A major sticking point in congressional-White House talks about reaching a $1.2 trillion deficit-reduction deal is expected to be whether enough Republicans will agree to a level of new federal revenues that President Barack Obama and congressional Democrats will support.
At issue is a pledge Republicans have taken — created by Americans for Tax Reform head Grover Norquist — stating they would never support federal tax hikes.
Several senior congressional Republicans over the long Thanksgiving weekend said they would buck the Norquist pledge if it meant getting a deal and avoiding a “fiscal cliff,” which economists say would be created by expiring tax cuts and by twin $500 billion cuts to planned federal defense and domestic spending that will take effect if no deal is in place by Jan. 2.
GOP Sens. Saxby Chambliss, Ga., Lindsey Graham, S.C., Bob Corker, Tenn., and Rep. Peter King of New York all signaled a deal is more important in this instance than a strict allegiance to the pledge.
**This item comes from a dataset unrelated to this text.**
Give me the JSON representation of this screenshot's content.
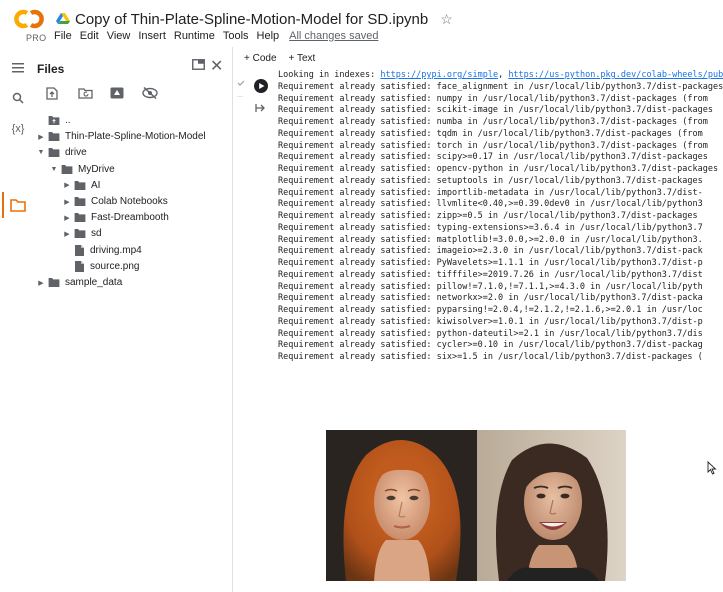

During a Nov. 26 television interview, Rep. Eric Cantor, R-Va., had an opportunity to state his plans to vote against any deal that raises new revenues but he opted to not do so.
“When I go to the constituents, it’s not about that pledge,” said Cantor, the House majority leader who is seen as a leader of the conservative wing of the House GOP ranks. “It’s about trying to solve problems.”
Cantor noted that earlier this month, House Speaker John Boehner, R-Ohio, told Obama that Republicans in his chamber are open to including new revenues in a fiscal package. “That’s a big move,” Cantor said.
It remains unclear just what mechanisms for raising those revenues House Republicans will support, however.
“We were elected to fix problems,” Cantor said. “Even if you raise ... taxes, it doesn’t fix your problem.”
Norquist has yet to respond to Cantor’s comments, or others made on the Sunday morning political talk shows, but he did issue a lengthy statement Nov. 23 following Chambliss’ comments to a Georgia television station late last week.
Norquist noted in that statement he has endorsed just a single plan “that brings the budget [into] balance and pays down the debt without any tax hikes” — the 2013 House GOP spending plan written by House Budget Committee Chairman Paul Ryan of Wisconsin, the 2012 Republican vice presidential nominee.
“Sen. Chambliss voted for the Ryan plan,” Norquist said. “I miss his point in trying to attack me.”
The tax talk comes as Congress returns for a five-week lame-duck session, and will put other key Republicans in the spotlight as talks about a massive federal deficit-reduction plan begin in earnest.
In addition to the fiscal cliff, Pentagon officials and conservative lawmakers say the defense cuts would create a “hollow force,” weaken the U.S. defense industrial base and hinder national security.
The emerging distance between congressional Republicans and Norquist is the latest evidence that Republicans want to cut a deal. Some political pundits warn if congressional Republicans stand firm on the Norquist pledge and drive the nation over the fiscal cliff, voters could punish the party in the 2014 midterm elections.
As lawmakers get to work in the lame-duck session, and a new Congress prepares to begin work in January, a major issue will be whether Republican lawmakers will accept enough revenues to appease enough Democrats and Obama. That means the Norquist pledge will be front-and-center for months to come.